I chose to explore this issue after reading how problematic performance measuring can be as part of the information infrastructure of test-based accountability. According to Anagnostopoulos et al. (2013), there are questions around how well performance measures can represent teaching, learning and schooling. ‘As [standardised tests, mathematical models, and computing technologies] define what kind of knowledge and ways of thinking matter and who counts as “good” teachers, students, and schools, these performance metrics shape how we practice, value, and think about education.’ The perceived objectivity of data, therefore leads to a shift of power away from traditional actors in educational governing.
Looking back at my visualisation, it seems as if Monday (top left) was my most productive day although I perceived Thursday (bottom right) as the day I achieved most. Although this is a very small sample, it shows how difficult it is to measure performance by purely looking at data.
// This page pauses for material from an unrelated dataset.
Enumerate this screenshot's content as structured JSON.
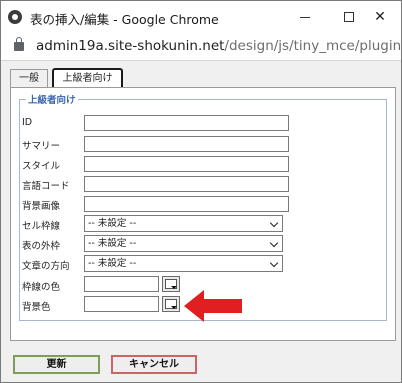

Anagnostopoulos, D., Rutledge, S.A. & Jacobsen, R. (eds.) (2013). The Infrastructure of Accountability: Data use and the transformation of American education. Harvard Education Press.